We’re going to wrap up here with the “By the Numbers” component, which is a fun one and a little bit more high-spirited (because this was a dark quarter).

I can smile now because we are out of it, and now it’s getting to be more “sunshine and rainbows.” The next Lookback will probably be much happier, but this past quarter was a stormy winter, so the numbers here should be a nice happy reprieve.

The business has grown quite substantially despite us hitting the brakes on everything and trying to go into maintenance mode.

We’ve grown our membership from 478 active members to 525 (as of the morning of this live).

Note: the number of active members is different from the number of people we’ve had go through the membership (because many people have come in and have left because they have finished what they needed to get out of it).

So, this number is just the currently active people in our orbit.

We have shifted our vault of member resources up from 48 to 57 resources in this period. That means new templates, new resources, new recordings — all that good stuff.

Internally, at ProcessDriven, our Help Docs has increased substantially from 281 to 352.

The hours of working labor per month (which is a number I told you in the last Lookback that I was viewing as quite substantial) has increased in a big way from 560 to 880 human hours per month. Why does that matter? Because ultimately, this is a leveraged business where there are not many people supporting a lot of clients.

This “hours per month” section is what I’m going to be using as a benchmark arc to evaluate how productive our labor is, which we talked about in the last Lookback.

So often, I hear people talk in the online business world about “my team this, my team that,” but the number of hours of human labor is ultimately an actual number.

Saying “a team of six” could mean anything. Six full-time people is a different reality from six subcontractors, each doing one deliverable a week.

I don’t get why we talk in these vague realities, like revenue and team size, as if they tell us anything.

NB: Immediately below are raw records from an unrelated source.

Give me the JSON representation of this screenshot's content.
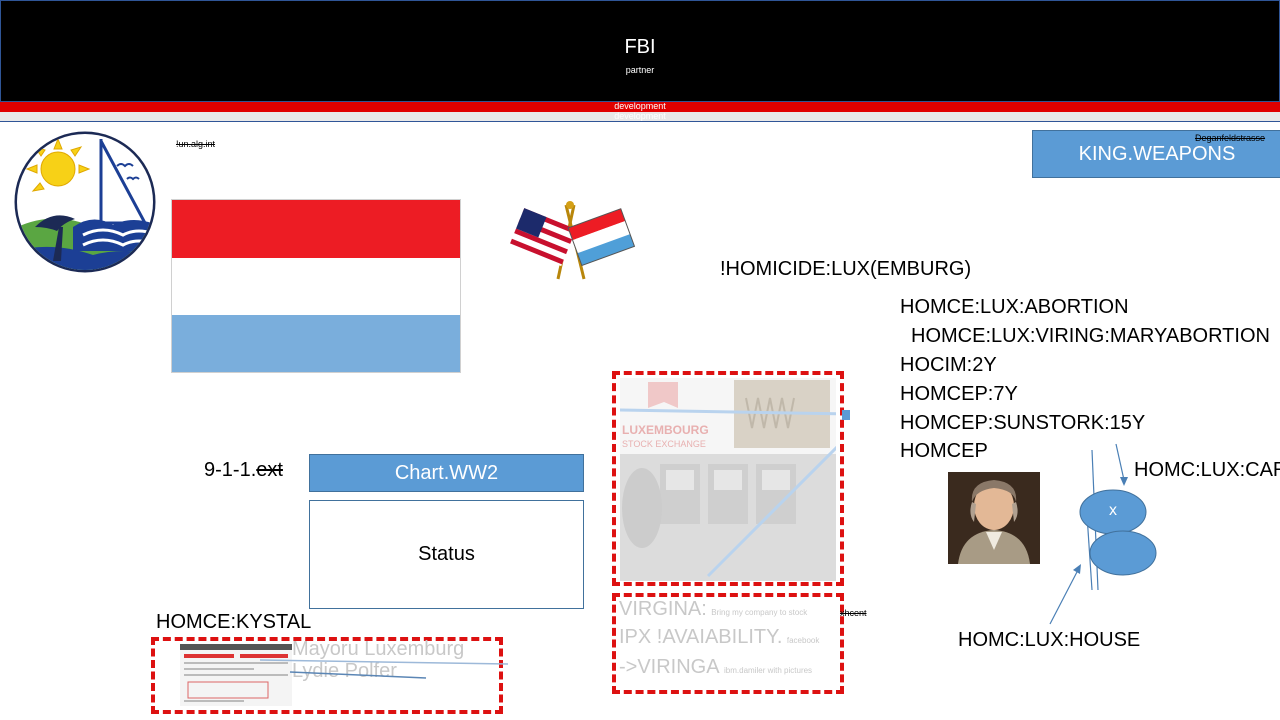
{
  "header": {
    "title": "FBI",
    "subtitle": "partner",
    "bar1_text": "development",
    "bar2_text": "development"
  },
  "top_left_link": "!un.alg.int",
  "top_right_strike": "Deganfeldstrasse",
  "king_weapons_label": "KING.WEAPONS",
  "homicide_heading": "!HOMICIDE:LUX(EMBURG)",
  "homce_lines": [
    "HOMCE:LUX:ABORTION",
    "HOMCE:LUX:VIRING:MARYABORTION",
    "HOCIM:2Y",
    "HOMCEP:7Y",
    "HOMCEP:SUNSTORK:15Y",
    "HOMCEP"
  ],
  "homc_car_label": "HOMC:LUX:CAR",
  "homc_house_label": "HOMC:LUX:HOUSE",
  "node_x_label": "x",
  "emergency_label": "9-1-1.",
  "emergency_ext": "ext",
  "chart_button_label": "Chart.WW2",
  "status_label": "Status",
  "kystal_label": "HOMCE:KYSTAL",
  "mayor_text_1": "Mayoru Luxemburg",
  "mayor_text_2": "Lydie Polfer",
  "stock_exchange_lines": [
    "LUXEMBOURG",
    "STOCK EXCHANGE"
  ],
  "virgina_rows": [
    {
      "big": "VIRGINA:",
      "small": "Bring my company to stock"
    },
    {
      "big": "IPX !AVAIABILITY.",
      "small": "facebook"
    },
    {
      "big": "->VIRINGA",
      "small": "ibm.damiler with pictures"
    }
  ],
  "virgina_strike": "xhcent",
  "colors": {
    "header_bg": "#000000",
    "red_bar": "#e00000",
    "button_blue": "#5b9bd5",
    "dashed_red": "#dd1111",
    "lux_flag_red": "#ed1c24",
    "lux_flag_blue": "#7aaedc"
  }
}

“Hours per month” is one unit that I’m looking at to evaluate our actual productivity in real, measurable numbers. The number of 880 hours will be driving a new KPI that our Operations Lead is going to be managing, which is LER, or labor efficiency ratio.

LER is looking at how productive each hour of labor is. Hopefully, we’ll get you some more reporting on that as we track it in real-time moving forward.

Huge thanks to some of you who sent me some resources about LER after our last Lookback!

other Highs and Lows for the Quarter


  • Layla fired from ~4 roles
  • Team reviewed our values, cash position, and these hiring decisions before commiting
  • We’ve built “the Next Level” for many key systems, increasing our resilience
  • New hires are killin’ it!
  • Team is “multi-roling” instead of just Layla


  • Starting a new REI project with a fixer upper at the same time
  • Hit 60+ hours per week (but I’m clawing my way back!)
  • Enormous cost spike with hiring and training impacting profits
  • Team is ~4 weeks away from “stable” so training time is heavy

Looking forward

Here’s what ProcessDriven is looking forward to in the next quarter:

  • No new Growth projects; instead, we’re focusing on finishing things up
    • March campaign for price increase that we postpones last quarter
    • Course updates finally happening
  • Prioritizing clean-up of SOPs, templates, and training on existing processes
Home | View More Posts

ProcessDriven helps small teams turn chaos into process. The ProcessDriven Approach™️ combines software expertise with practical process-first strategies that have helped 1,600+ teams build a scalable foundation of business systems.